Multidophilus 180ct ...
May 18, 2005 05:30 PM
There is no doubt that antibiotics have saved numerous lives since their development. But many health care providers in the past have seen them as a panacea for all ailments including viral infections that are not affected by antibiotic therapy. They have been overused and with disastrous results. Antibiotics are used to help the body in fighting infection, but unfortunately, they also may encourage recurrent infections caused by a destruction of the good as well as the bad bacteria lowering the immune function and leading to a dependence on antibiotics. Because of an overuse and misuse of antibiotics, some forms of bacteria are now resistant to them. Diseases which were aided with antibiotic therapy are now resistant to the treatment. Antibiotics are sometimes prescribed by physicians even when they are not appropriate.4

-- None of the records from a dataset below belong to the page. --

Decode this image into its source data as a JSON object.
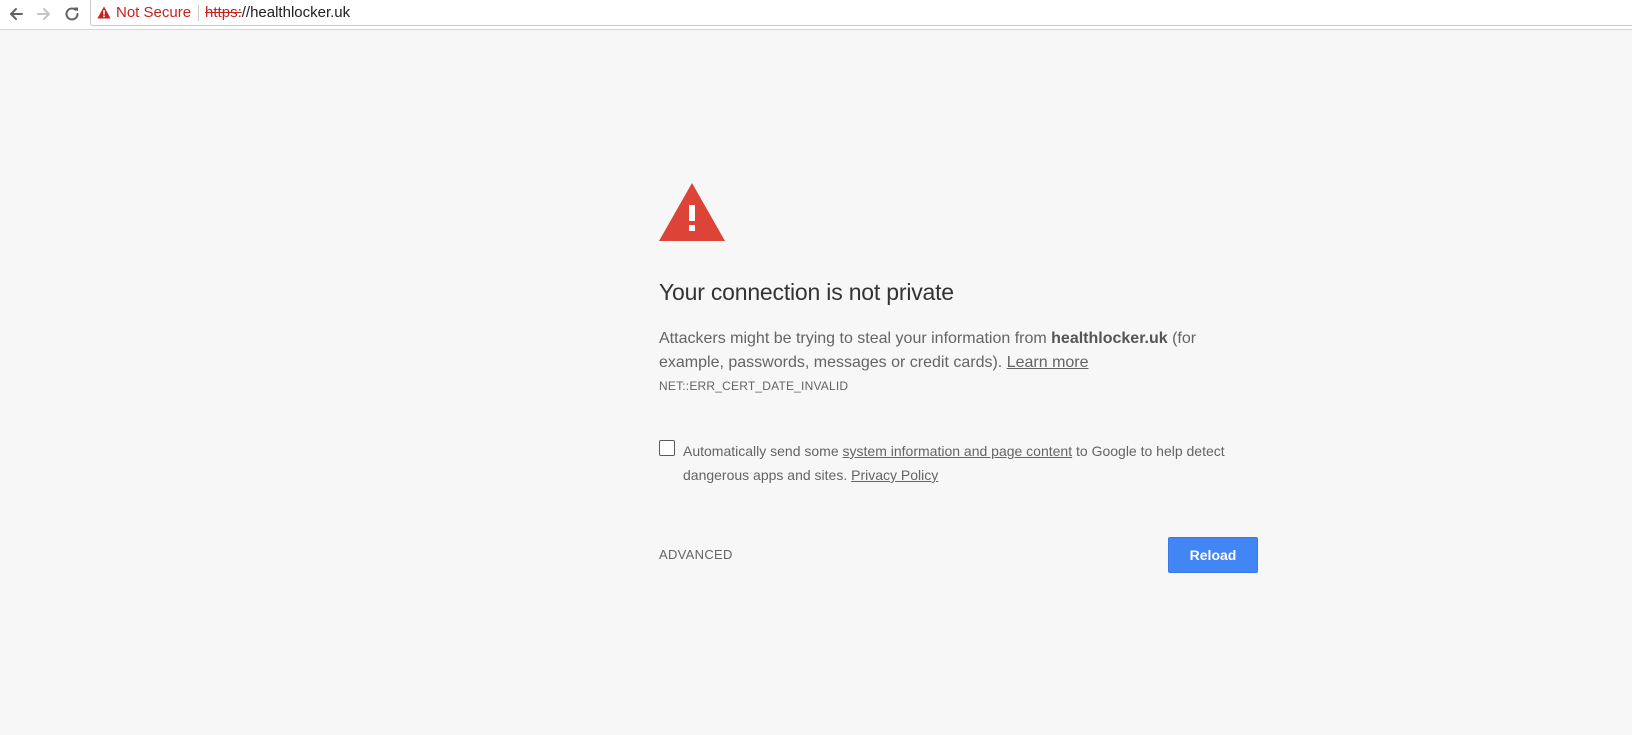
{
  "browser": {
    "security_label": "Not Secure",
    "url_scheme": "https:",
    "url_rest": "//healthlocker.uk",
    "icons": {
      "back": "back-arrow-icon",
      "forward": "forward-arrow-icon",
      "reload": "reload-icon",
      "security": "warning-triangle-icon"
    }
  },
  "interstitial": {
    "icon": "warning-triangle-icon",
    "heading": "Your connection is not private",
    "explanation_prefix": "Attackers might be trying to steal your information from ",
    "domain": "healthlocker.uk",
    "explanation_suffix": " (for example, passwords, messages or credit cards).",
    "learn_more": "Learn more",
    "error_code": "NET::ERR_CERT_DATE_INVALID",
    "opt_in": {
      "prefix": "Automatically send some ",
      "link": "system information and page content",
      "middle": " to Google to help detect dangerous apps and sites.",
      "privacy_link": "Privacy Policy",
      "checked": false
    },
    "advanced_label": "ADVANCED",
    "reload_label": "Reload"
  },
  "colors": {
    "page_background": "#f7f7f7",
    "danger_red": "#db4437",
    "security_red": "#c5221f",
    "button_blue": "#4285f4",
    "text_gray": "#646464",
    "heading_text": "#333333"
  }
}
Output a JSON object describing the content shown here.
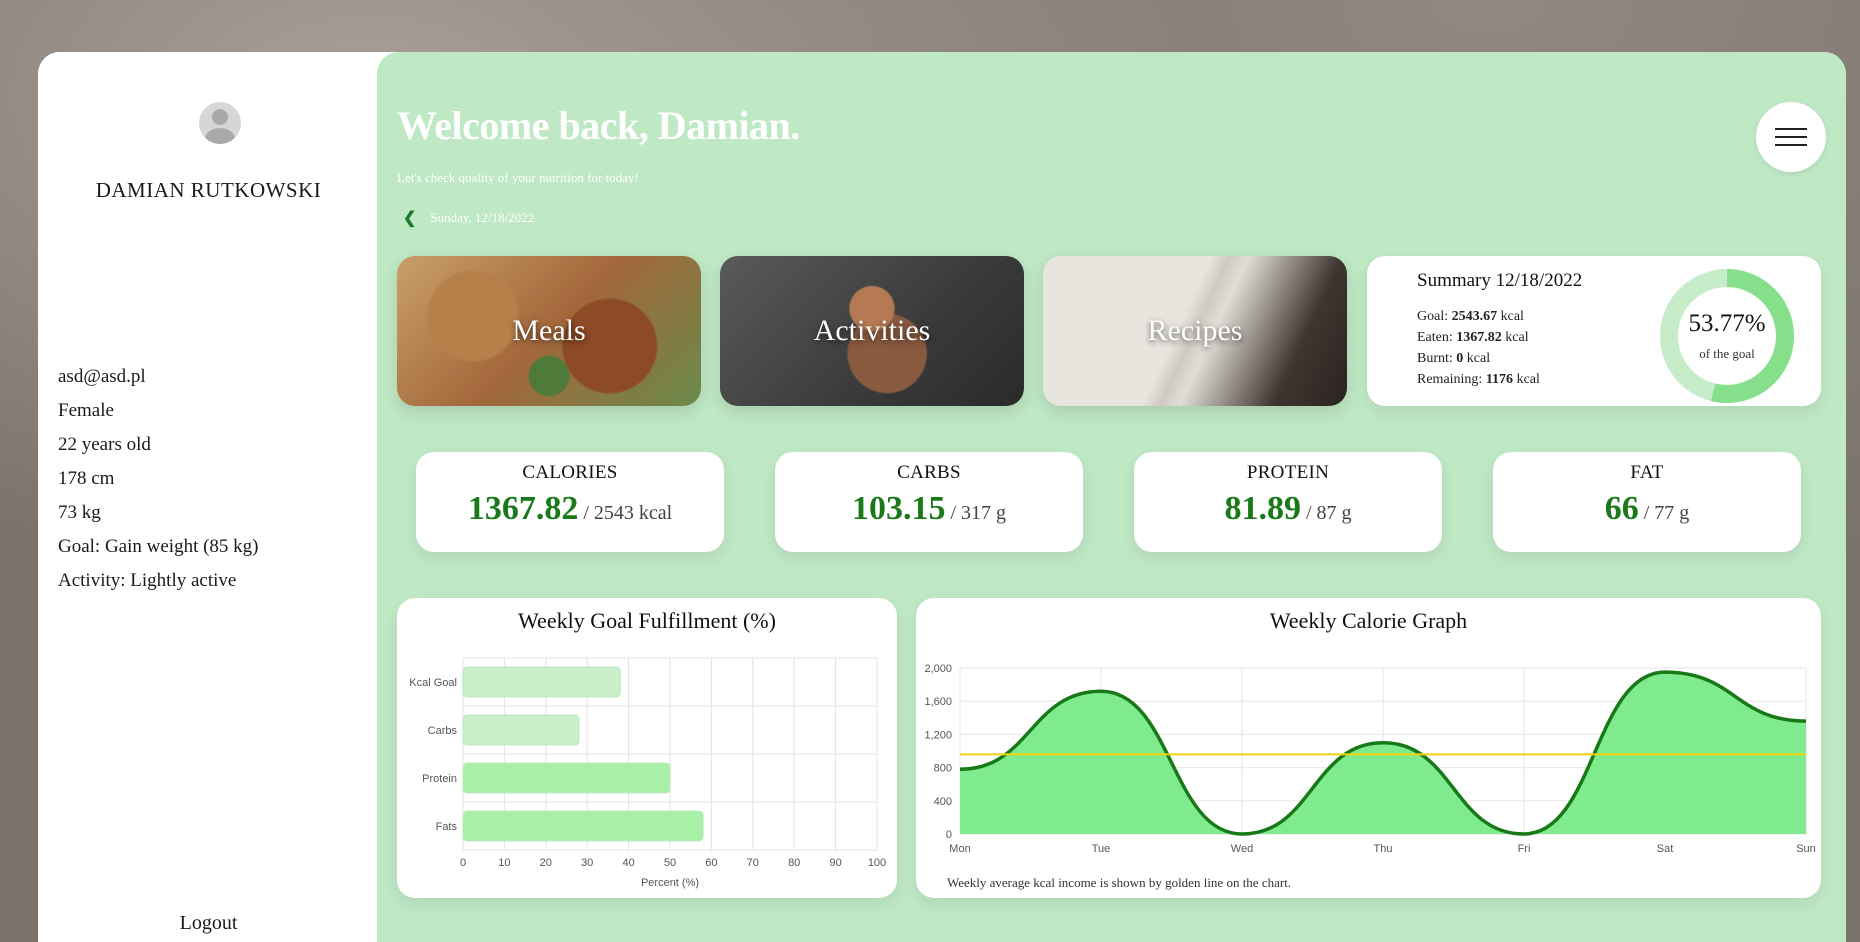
{
  "profile": {
    "name": "DAMIAN RUTKOWSKI",
    "email": "asd@asd.pl",
    "gender": "Female",
    "age": "22 years old",
    "height": "178 cm",
    "weight": "73 kg",
    "goal": "Goal: Gain weight (85 kg)",
    "activity": "Activity: Lightly active",
    "logout_label": "Logout"
  },
  "header": {
    "welcome": "Welcome back, Damian.",
    "subtitle": "Let's check quality of your nutrition for today!",
    "date": "Sunday, 12/18/2022"
  },
  "tiles": {
    "meals": "Meals",
    "activities": "Activities",
    "recipes": "Recipes"
  },
  "summary": {
    "title": "Summary 12/18/2022",
    "goal_label": "Goal:",
    "goal_value": "2543.67",
    "eaten_label": "Eaten:",
    "eaten_value": "1367.82",
    "burnt_label": "Burnt:",
    "burnt_value": "0",
    "remaining_label": "Remaining:",
    "remaining_value": "1176",
    "unit": "kcal",
    "percent": "53.77%",
    "percent_value": 53.77,
    "percent_caption": "of the goal"
  },
  "macros": [
    {
      "title": "CALORIES",
      "value": "1367.82",
      "target": "/ 2543 kcal"
    },
    {
      "title": "CARBS",
      "value": "103.15",
      "target": "/ 317 g"
    },
    {
      "title": "PROTEIN",
      "value": "81.89",
      "target": "/ 87 g"
    },
    {
      "title": "FAT",
      "value": "66",
      "target": "/ 77 g"
    }
  ],
  "colors": {
    "main_bg": "#bfe8c5",
    "accent_green": "#1a7a1a",
    "bar_green": "#a8f0a8",
    "area_fill": "#80ea8e",
    "line_dark": "#177a17",
    "avg_line": "#f5d20a"
  },
  "chart_data": [
    {
      "type": "bar",
      "orientation": "horizontal",
      "title": "Weekly Goal Fulfillment (%)",
      "categories": [
        "Kcal Goal",
        "Carbs",
        "Protein",
        "Fats"
      ],
      "values": [
        38,
        28,
        50,
        58
      ],
      "xlabel": "Percent (%)",
      "ylabel": "",
      "xlim": [
        0,
        100
      ],
      "xticks": [
        0,
        10,
        20,
        30,
        40,
        50,
        60,
        70,
        80,
        90,
        100
      ],
      "grid": true
    },
    {
      "type": "area",
      "title": "Weekly Calorie Graph",
      "categories": [
        "Mon",
        "Tue",
        "Wed",
        "Thu",
        "Fri",
        "Sat",
        "Sun"
      ],
      "values": [
        780,
        1720,
        0,
        1100,
        0,
        1950,
        1360
      ],
      "average": 960,
      "ylim": [
        0,
        2000
      ],
      "yticks": [
        "0",
        "400",
        "800",
        "1,200",
        "1,600",
        "2,000"
      ],
      "ytick_values": [
        0,
        400,
        800,
        1200,
        1600,
        2000
      ],
      "grid": true,
      "footnote": "Weekly average kcal income is shown by golden line on the chart."
    }
  ]
}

Medical professionals almost felt guilty a few years ago when not prescribing some form of antibiotic when patients visited the office. After all, what good is a doctor if the patient does not leave with a cure. Fortunately, most doctors now know the detrimental affects that can follow excessive and inappropriate use of antibiotics. Most doctors now will be honest and up front with their patients when there is not a cure-all answer to their problem. An investigative reporter a few years ago visited a number of physicians around the country asking for antibiotics. It was interesting to note
that almost all of the physicians agreed to prescribing antibiotics upon the patients request even when it wasn’t warranted. In being confronted after, most replied that they had to do what the patient asked in order to keep their practice flourishing. No wonder antibiotic overuse has resulted in drug-resistant strains of bacteria. The negative affects of antibiotics are well known. Antibiotics interfere with the growth of bacteria, both good and bad. But they are crafty creatures and have the ability of changing their chemistry and genes to avoid destruction by antibiotics. They want to survive and thrive. They grow at a very rapid rate allowing for a whole generation of drug resistant strains to develop in just a relatively short period of time. Alexander Fleming, who discovered penicillin, warned of the problem that could occur with resistant strains if antibiotics were overused.5 The weaker bacteria may be killed while the stronger endure. This causes the strong, resistant bacteria to invade and take hold in the body. Mitchell L. Cohen, a researcher with the National Center for Infectious Diseases at the Centers for Disease Control, issued this warning about antibiotics in 1992: “Unless currently effective antimicro b i a l agents can be successfully preserved and the transmission of drug-resistant organisms curtailed, the postantimicrobial era may be rapidly approaching in which infectious disease ward housing untreatable conditions will again be seen.” Patients, doctors, scientists and Acidophilus
public health officials must all play their part in finding ways to reduce reliance upon antibiotics.6 Lactobacillus acidophilus is one of the most essential bacteria found in the intestinal tract. It helps to keep the disease causing organisms under contro l . Antibiotics can reduce the quantities of good and bad bacteria often allowing negative organisms to flourish. Broad spectrum antibiotics are the worst offenders often making way for an overgrowth of yeast which can affect the entire body. The broad spectrum antibiotics work just as they are called, broadly throughout the body, to kill just about all the bacteria around. If an antibiotic is warranted, the most specific type for the condition should be tried first in order to protect as much of the normal intestinal flora as possible. When taking antibiotics, Lactobacillus acidophilus can be taken by mouth to help restore normal intestinal flora. Acidophilus will not interfere with the effectiveness of the antibiotics but protect and aid in the healing process. Antibiotic use should be minimized; used only when essential to health and survival. The beneficial bacteria are the first to be destroyed from the antibiotic therapy. Lactobacillus acidophilus can also help to fight the bad bacteria and organisms that invade the body.
Natures AntiBiotic - Multidophilus 12 Probiotic Supplement 100ct
Natures AntiBiotic - Multidophilus 12 Probiotic Supplement 50ct
Probiotic Multidophilus 180ct